■ ACTION ITEM:
Could you copy every line from the material below in which "this" appears?

■ INPUT RECORDS:

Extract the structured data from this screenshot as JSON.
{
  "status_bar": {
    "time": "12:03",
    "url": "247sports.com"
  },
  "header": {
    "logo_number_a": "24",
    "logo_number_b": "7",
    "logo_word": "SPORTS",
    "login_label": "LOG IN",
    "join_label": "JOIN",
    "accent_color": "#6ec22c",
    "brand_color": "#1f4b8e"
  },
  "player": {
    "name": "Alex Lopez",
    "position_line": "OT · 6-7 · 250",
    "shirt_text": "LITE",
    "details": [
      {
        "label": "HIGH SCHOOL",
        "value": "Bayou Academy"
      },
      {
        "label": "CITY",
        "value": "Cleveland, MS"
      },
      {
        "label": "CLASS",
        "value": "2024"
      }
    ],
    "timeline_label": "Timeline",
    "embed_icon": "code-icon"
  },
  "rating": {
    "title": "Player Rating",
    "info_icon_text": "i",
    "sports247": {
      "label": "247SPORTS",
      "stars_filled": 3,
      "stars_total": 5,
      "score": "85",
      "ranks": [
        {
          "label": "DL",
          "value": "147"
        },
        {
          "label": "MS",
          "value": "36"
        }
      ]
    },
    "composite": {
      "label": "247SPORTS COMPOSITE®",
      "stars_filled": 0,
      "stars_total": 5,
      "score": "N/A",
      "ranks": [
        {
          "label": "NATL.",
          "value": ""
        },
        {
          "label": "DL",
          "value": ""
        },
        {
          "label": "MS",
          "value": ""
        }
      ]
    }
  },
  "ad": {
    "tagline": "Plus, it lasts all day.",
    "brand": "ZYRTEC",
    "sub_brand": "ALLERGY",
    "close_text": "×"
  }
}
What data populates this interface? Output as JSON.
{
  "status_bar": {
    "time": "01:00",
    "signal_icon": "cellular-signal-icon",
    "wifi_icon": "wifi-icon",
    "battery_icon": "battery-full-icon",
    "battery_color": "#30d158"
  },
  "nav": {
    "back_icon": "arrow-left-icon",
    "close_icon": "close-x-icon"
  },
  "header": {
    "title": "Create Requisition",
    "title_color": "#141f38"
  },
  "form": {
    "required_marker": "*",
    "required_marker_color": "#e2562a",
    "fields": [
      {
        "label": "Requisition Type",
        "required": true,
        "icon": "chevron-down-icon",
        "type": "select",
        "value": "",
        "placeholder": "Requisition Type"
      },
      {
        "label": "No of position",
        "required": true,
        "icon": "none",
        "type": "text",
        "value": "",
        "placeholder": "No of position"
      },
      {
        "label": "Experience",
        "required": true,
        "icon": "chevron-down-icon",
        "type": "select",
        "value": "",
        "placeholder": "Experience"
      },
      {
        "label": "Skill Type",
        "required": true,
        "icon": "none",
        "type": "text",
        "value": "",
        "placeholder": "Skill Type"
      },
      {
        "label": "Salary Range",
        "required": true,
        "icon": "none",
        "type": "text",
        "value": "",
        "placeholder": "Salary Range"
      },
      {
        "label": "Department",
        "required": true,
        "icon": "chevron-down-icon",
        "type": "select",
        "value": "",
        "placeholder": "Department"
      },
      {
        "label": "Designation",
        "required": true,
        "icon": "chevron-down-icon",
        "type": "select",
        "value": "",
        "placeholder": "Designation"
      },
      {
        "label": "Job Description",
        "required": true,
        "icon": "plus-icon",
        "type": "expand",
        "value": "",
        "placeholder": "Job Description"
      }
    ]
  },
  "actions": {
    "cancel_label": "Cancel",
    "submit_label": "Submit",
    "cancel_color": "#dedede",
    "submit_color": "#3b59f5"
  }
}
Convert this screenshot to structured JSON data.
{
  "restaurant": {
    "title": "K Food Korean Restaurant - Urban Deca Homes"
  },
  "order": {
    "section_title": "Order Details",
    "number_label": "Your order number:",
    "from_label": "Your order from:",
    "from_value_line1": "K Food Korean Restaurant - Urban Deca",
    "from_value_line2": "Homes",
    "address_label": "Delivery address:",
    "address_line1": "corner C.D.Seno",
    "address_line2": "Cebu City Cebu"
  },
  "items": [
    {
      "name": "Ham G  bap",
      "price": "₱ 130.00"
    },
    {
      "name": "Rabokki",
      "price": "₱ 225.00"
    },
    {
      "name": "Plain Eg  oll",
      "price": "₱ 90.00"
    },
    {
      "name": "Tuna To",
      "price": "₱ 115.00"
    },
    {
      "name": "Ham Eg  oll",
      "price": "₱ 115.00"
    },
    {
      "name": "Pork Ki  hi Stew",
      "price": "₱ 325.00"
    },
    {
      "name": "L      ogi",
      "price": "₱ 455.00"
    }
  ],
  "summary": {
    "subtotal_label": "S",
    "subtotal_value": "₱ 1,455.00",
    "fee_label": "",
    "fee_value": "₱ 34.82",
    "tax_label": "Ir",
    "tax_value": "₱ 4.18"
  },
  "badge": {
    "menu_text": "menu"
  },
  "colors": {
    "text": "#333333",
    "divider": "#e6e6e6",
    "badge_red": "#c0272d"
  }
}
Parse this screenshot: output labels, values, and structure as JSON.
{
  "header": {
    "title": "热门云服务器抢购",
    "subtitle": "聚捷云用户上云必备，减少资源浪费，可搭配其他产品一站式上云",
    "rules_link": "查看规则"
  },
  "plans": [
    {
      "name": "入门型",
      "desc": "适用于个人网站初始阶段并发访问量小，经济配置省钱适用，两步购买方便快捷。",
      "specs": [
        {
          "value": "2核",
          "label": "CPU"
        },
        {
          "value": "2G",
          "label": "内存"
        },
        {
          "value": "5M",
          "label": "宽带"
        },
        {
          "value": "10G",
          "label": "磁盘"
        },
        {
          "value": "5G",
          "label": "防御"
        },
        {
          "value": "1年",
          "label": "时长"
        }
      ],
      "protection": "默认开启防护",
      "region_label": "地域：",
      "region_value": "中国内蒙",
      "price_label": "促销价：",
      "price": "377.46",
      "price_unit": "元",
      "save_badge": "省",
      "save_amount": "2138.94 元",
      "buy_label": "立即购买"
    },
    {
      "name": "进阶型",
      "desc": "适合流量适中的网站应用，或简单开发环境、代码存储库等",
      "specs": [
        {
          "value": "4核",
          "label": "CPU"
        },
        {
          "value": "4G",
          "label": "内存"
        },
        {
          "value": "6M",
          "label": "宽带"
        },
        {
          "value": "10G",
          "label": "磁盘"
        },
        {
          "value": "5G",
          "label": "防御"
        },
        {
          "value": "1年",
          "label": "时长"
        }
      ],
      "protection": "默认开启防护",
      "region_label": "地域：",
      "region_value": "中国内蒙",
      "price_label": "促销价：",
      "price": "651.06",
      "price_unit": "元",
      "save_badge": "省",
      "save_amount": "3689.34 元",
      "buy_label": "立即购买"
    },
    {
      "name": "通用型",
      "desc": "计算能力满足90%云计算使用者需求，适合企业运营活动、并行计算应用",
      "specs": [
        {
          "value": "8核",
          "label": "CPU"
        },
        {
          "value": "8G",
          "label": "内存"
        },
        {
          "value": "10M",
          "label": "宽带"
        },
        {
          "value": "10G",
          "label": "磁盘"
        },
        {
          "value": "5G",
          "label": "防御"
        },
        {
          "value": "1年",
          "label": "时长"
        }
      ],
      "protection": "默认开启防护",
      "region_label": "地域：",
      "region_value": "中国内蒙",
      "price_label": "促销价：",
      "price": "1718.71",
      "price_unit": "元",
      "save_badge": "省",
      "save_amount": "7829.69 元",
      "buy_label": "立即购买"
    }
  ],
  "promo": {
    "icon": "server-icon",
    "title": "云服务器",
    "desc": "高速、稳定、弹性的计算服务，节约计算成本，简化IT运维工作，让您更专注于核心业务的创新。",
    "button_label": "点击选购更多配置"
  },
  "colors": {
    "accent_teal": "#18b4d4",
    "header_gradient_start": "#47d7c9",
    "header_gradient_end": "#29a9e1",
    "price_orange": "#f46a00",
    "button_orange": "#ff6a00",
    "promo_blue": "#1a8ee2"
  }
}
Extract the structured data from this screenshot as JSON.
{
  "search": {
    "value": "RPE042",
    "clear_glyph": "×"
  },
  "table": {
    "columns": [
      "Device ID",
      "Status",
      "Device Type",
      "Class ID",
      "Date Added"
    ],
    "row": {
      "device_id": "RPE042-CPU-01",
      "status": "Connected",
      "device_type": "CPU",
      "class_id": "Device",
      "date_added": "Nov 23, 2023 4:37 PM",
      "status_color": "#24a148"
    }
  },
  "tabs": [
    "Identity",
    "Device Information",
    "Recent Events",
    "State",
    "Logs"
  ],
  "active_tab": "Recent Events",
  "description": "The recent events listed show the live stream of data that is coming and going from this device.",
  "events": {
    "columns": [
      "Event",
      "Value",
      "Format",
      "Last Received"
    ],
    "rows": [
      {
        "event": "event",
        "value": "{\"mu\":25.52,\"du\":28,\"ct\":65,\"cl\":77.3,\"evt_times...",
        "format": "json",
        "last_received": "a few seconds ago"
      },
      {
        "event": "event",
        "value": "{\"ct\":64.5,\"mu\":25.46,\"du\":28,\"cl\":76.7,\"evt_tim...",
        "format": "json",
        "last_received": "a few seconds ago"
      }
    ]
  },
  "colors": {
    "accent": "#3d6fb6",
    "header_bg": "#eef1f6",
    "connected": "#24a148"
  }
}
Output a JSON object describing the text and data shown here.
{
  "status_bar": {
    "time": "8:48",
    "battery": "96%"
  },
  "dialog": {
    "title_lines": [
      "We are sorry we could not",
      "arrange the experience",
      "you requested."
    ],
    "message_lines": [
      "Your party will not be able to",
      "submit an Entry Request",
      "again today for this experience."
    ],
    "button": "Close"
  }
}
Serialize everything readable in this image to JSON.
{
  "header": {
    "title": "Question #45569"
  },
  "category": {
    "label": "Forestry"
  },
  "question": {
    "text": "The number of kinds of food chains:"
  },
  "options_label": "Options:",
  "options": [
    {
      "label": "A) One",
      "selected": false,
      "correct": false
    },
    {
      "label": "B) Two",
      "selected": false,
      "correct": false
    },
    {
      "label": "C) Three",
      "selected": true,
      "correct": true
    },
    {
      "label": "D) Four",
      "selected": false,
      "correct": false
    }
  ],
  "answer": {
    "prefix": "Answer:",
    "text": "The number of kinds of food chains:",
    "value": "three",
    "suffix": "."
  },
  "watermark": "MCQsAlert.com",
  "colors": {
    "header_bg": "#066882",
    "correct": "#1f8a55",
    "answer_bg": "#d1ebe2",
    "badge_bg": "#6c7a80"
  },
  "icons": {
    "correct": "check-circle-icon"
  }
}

■ EXPECTED ANSWER:
Extract the structured data from this screenshot as JSON.
What data populates this interface? Output as JSON.
Convert this screenshot to structured JSON data.
Parse this screenshot: output labels, values, and structure as JSON.
Extract the structured data from this screenshot as JSON.
  "description": "The recent events listed show the live stream of data that is coming and going from this device.",
      "again today for this experience."
Serialize everything readable in this image to JSON.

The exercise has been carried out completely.